*Try it:* For each record that follows, give it back exactly, with no pictures included.

*Data supplied:*
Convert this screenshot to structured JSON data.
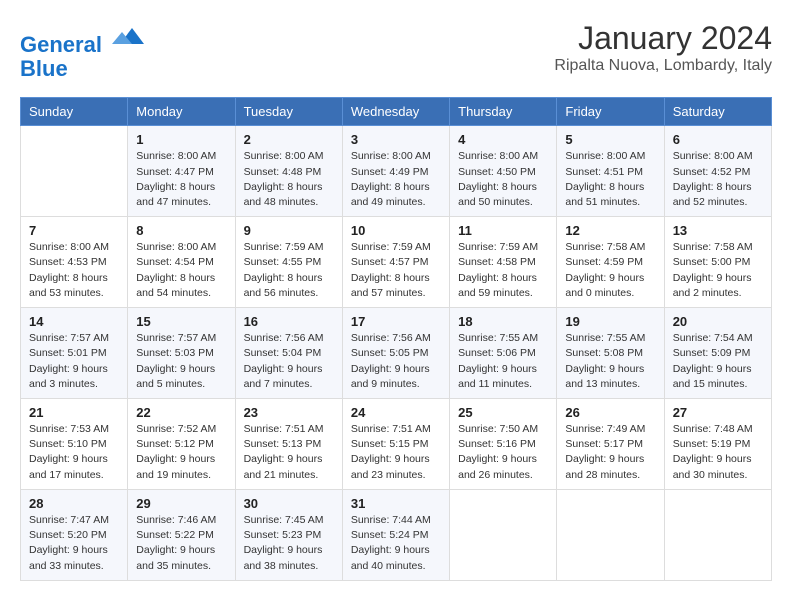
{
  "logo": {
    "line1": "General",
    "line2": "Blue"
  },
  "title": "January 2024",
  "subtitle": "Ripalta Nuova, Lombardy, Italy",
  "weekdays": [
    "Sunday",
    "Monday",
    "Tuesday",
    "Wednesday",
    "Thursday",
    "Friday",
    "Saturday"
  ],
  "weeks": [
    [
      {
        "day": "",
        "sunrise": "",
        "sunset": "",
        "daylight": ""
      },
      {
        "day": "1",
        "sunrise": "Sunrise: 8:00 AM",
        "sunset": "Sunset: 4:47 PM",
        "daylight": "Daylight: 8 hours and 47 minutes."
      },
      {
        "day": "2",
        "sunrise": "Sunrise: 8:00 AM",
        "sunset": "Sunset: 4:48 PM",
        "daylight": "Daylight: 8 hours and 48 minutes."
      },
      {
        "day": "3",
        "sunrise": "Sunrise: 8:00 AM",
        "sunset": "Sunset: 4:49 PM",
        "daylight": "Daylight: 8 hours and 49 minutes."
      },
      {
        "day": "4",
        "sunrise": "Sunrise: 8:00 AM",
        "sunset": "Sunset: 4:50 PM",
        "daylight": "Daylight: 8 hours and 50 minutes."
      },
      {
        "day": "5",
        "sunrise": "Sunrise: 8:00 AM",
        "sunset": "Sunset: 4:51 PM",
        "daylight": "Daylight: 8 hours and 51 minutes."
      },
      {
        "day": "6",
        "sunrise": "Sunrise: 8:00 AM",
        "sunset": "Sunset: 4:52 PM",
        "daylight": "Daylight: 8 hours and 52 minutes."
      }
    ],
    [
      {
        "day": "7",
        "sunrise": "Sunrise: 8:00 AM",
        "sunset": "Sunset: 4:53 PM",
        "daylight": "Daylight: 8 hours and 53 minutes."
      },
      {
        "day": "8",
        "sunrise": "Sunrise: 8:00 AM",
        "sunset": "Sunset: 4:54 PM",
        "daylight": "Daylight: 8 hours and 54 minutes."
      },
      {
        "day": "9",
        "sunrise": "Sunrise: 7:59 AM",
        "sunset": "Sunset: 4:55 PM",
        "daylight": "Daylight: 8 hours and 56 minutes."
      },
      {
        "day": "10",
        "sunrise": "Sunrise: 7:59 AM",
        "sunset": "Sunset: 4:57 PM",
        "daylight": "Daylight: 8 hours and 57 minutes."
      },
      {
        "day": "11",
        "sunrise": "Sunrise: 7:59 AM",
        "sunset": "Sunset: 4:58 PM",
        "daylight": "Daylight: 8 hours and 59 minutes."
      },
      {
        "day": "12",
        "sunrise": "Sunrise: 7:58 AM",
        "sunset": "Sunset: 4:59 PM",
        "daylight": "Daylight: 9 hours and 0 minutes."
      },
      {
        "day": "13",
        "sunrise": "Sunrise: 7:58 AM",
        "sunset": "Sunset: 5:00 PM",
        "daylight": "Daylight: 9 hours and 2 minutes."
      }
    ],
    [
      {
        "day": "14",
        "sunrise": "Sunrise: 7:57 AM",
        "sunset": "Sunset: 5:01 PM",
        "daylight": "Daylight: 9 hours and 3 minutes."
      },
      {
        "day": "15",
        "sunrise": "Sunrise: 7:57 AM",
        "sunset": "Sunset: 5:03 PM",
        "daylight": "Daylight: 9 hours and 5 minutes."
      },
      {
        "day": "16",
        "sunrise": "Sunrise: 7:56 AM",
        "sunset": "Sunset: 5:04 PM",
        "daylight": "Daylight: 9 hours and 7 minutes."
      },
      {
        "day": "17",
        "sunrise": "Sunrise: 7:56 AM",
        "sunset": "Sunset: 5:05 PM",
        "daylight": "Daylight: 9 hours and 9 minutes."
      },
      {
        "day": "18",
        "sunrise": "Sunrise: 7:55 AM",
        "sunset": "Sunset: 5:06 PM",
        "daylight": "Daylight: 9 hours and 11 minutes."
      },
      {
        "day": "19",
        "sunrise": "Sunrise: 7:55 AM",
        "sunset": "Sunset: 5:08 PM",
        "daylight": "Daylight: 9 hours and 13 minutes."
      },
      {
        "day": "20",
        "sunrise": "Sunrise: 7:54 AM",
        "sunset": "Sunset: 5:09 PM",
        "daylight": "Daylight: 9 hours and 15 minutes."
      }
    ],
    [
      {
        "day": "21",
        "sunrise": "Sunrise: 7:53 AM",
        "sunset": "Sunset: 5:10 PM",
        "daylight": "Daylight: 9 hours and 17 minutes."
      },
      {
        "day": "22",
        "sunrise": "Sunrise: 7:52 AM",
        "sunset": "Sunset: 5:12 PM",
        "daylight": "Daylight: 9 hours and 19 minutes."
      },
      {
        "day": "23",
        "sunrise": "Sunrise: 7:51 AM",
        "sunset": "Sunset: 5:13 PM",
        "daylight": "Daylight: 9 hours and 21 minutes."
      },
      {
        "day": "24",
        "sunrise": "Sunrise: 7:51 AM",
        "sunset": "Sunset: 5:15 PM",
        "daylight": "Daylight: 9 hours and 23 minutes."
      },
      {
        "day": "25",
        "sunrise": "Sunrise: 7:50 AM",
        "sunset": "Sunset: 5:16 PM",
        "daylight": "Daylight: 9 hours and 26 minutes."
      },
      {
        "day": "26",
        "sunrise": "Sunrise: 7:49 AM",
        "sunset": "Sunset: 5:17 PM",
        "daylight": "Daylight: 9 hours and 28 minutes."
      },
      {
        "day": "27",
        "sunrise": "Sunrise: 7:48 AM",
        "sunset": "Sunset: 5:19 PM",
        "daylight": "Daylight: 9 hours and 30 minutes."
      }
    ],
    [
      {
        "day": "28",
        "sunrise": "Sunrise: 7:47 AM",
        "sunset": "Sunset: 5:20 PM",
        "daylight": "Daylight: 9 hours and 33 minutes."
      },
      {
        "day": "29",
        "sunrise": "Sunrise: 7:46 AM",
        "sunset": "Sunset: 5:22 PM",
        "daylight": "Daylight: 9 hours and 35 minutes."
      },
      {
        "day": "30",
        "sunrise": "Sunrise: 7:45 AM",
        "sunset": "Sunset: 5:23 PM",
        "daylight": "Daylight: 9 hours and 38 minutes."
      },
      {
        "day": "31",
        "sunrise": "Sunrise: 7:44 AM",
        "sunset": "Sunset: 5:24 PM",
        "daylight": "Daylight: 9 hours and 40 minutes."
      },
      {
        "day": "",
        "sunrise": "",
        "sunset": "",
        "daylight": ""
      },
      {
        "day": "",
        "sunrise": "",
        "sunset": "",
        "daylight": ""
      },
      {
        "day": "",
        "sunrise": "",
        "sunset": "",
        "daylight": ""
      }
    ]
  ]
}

*Response to this task:*
Convert this screenshot to structured JSON data.
{
  "logo": {
    "line1": "General",
    "line2": "Blue"
  },
  "title": "January 2024",
  "subtitle": "Ripalta Nuova, Lombardy, Italy",
  "weekdays": [
    "Sunday",
    "Monday",
    "Tuesday",
    "Wednesday",
    "Thursday",
    "Friday",
    "Saturday"
  ],
  "weeks": [
    [
      {
        "day": "",
        "sunrise": "",
        "sunset": "",
        "daylight": ""
      },
      {
        "day": "1",
        "sunrise": "Sunrise: 8:00 AM",
        "sunset": "Sunset: 4:47 PM",
        "daylight": "Daylight: 8 hours and 47 minutes."
      },
      {
        "day": "2",
        "sunrise": "Sunrise: 8:00 AM",
        "sunset": "Sunset: 4:48 PM",
        "daylight": "Daylight: 8 hours and 48 minutes."
      },
      {
        "day": "3",
        "sunrise": "Sunrise: 8:00 AM",
        "sunset": "Sunset: 4:49 PM",
        "daylight": "Daylight: 8 hours and 49 minutes."
      },
      {
        "day": "4",
        "sunrise": "Sunrise: 8:00 AM",
        "sunset": "Sunset: 4:50 PM",
        "daylight": "Daylight: 8 hours and 50 minutes."
      },
      {
        "day": "5",
        "sunrise": "Sunrise: 8:00 AM",
        "sunset": "Sunset: 4:51 PM",
        "daylight": "Daylight: 8 hours and 51 minutes."
      },
      {
        "day": "6",
        "sunrise": "Sunrise: 8:00 AM",
        "sunset": "Sunset: 4:52 PM",
        "daylight": "Daylight: 8 hours and 52 minutes."
      }
    ],
    [
      {
        "day": "7",
        "sunrise": "Sunrise: 8:00 AM",
        "sunset": "Sunset: 4:53 PM",
        "daylight": "Daylight: 8 hours and 53 minutes."
      },
      {
        "day": "8",
        "sunrise": "Sunrise: 8:00 AM",
        "sunset": "Sunset: 4:54 PM",
        "daylight": "Daylight: 8 hours and 54 minutes."
      },
      {
        "day": "9",
        "sunrise": "Sunrise: 7:59 AM",
        "sunset": "Sunset: 4:55 PM",
        "daylight": "Daylight: 8 hours and 56 minutes."
      },
      {
        "day": "10",
        "sunrise": "Sunrise: 7:59 AM",
        "sunset": "Sunset: 4:57 PM",
        "daylight": "Daylight: 8 hours and 57 minutes."
      },
      {
        "day": "11",
        "sunrise": "Sunrise: 7:59 AM",
        "sunset": "Sunset: 4:58 PM",
        "daylight": "Daylight: 8 hours and 59 minutes."
      },
      {
        "day": "12",
        "sunrise": "Sunrise: 7:58 AM",
        "sunset": "Sunset: 4:59 PM",
        "daylight": "Daylight: 9 hours and 0 minutes."
      },
      {
        "day": "13",
        "sunrise": "Sunrise: 7:58 AM",
        "sunset": "Sunset: 5:00 PM",
        "daylight": "Daylight: 9 hours and 2 minutes."
      }
    ],
    [
      {
        "day": "14",
        "sunrise": "Sunrise: 7:57 AM",
        "sunset": "Sunset: 5:01 PM",
        "daylight": "Daylight: 9 hours and 3 minutes."
      },
      {
        "day": "15",
        "sunrise": "Sunrise: 7:57 AM",
        "sunset": "Sunset: 5:03 PM",
        "daylight": "Daylight: 9 hours and 5 minutes."
      },
      {
        "day": "16",
        "sunrise": "Sunrise: 7:56 AM",
        "sunset": "Sunset: 5:04 PM",
        "daylight": "Daylight: 9 hours and 7 minutes."
      },
      {
        "day": "17",
        "sunrise": "Sunrise: 7:56 AM",
        "sunset": "Sunset: 5:05 PM",
        "daylight": "Daylight: 9 hours and 9 minutes."
      },
      {
        "day": "18",
        "sunrise": "Sunrise: 7:55 AM",
        "sunset": "Sunset: 5:06 PM",
        "daylight": "Daylight: 9 hours and 11 minutes."
      },
      {
        "day": "19",
        "sunrise": "Sunrise: 7:55 AM",
        "sunset": "Sunset: 5:08 PM",
        "daylight": "Daylight: 9 hours and 13 minutes."
      },
      {
        "day": "20",
        "sunrise": "Sunrise: 7:54 AM",
        "sunset": "Sunset: 5:09 PM",
        "daylight": "Daylight: 9 hours and 15 minutes."
      }
    ],
    [
      {
        "day": "21",
        "sunrise": "Sunrise: 7:53 AM",
        "sunset": "Sunset: 5:10 PM",
        "daylight": "Daylight: 9 hours and 17 minutes."
      },
      {
        "day": "22",
        "sunrise": "Sunrise: 7:52 AM",
        "sunset": "Sunset: 5:12 PM",
        "daylight": "Daylight: 9 hours and 19 minutes."
      },
      {
        "day": "23",
        "sunrise": "Sunrise: 7:51 AM",
        "sunset": "Sunset: 5:13 PM",
        "daylight": "Daylight: 9 hours and 21 minutes."
      },
      {
        "day": "24",
        "sunrise": "Sunrise: 7:51 AM",
        "sunset": "Sunset: 5:15 PM",
        "daylight": "Daylight: 9 hours and 23 minutes."
      },
      {
        "day": "25",
        "sunrise": "Sunrise: 7:50 AM",
        "sunset": "Sunset: 5:16 PM",
        "daylight": "Daylight: 9 hours and 26 minutes."
      },
      {
        "day": "26",
        "sunrise": "Sunrise: 7:49 AM",
        "sunset": "Sunset: 5:17 PM",
        "daylight": "Daylight: 9 hours and 28 minutes."
      },
      {
        "day": "27",
        "sunrise": "Sunrise: 7:48 AM",
        "sunset": "Sunset: 5:19 PM",
        "daylight": "Daylight: 9 hours and 30 minutes."
      }
    ],
    [
      {
        "day": "28",
        "sunrise": "Sunrise: 7:47 AM",
        "sunset": "Sunset: 5:20 PM",
        "daylight": "Daylight: 9 hours and 33 minutes."
      },
      {
        "day": "29",
        "sunrise": "Sunrise: 7:46 AM",
        "sunset": "Sunset: 5:22 PM",
        "daylight": "Daylight: 9 hours and 35 minutes."
      },
      {
        "day": "30",
        "sunrise": "Sunrise: 7:45 AM",
        "sunset": "Sunset: 5:23 PM",
        "daylight": "Daylight: 9 hours and 38 minutes."
      },
      {
        "day": "31",
        "sunrise": "Sunrise: 7:44 AM",
        "sunset": "Sunset: 5:24 PM",
        "daylight": "Daylight: 9 hours and 40 minutes."
      },
      {
        "day": "",
        "sunrise": "",
        "sunset": "",
        "daylight": ""
      },
      {
        "day": "",
        "sunrise": "",
        "sunset": "",
        "daylight": ""
      },
      {
        "day": "",
        "sunrise": "",
        "sunset": "",
        "daylight": ""
      }
    ]
  ]
}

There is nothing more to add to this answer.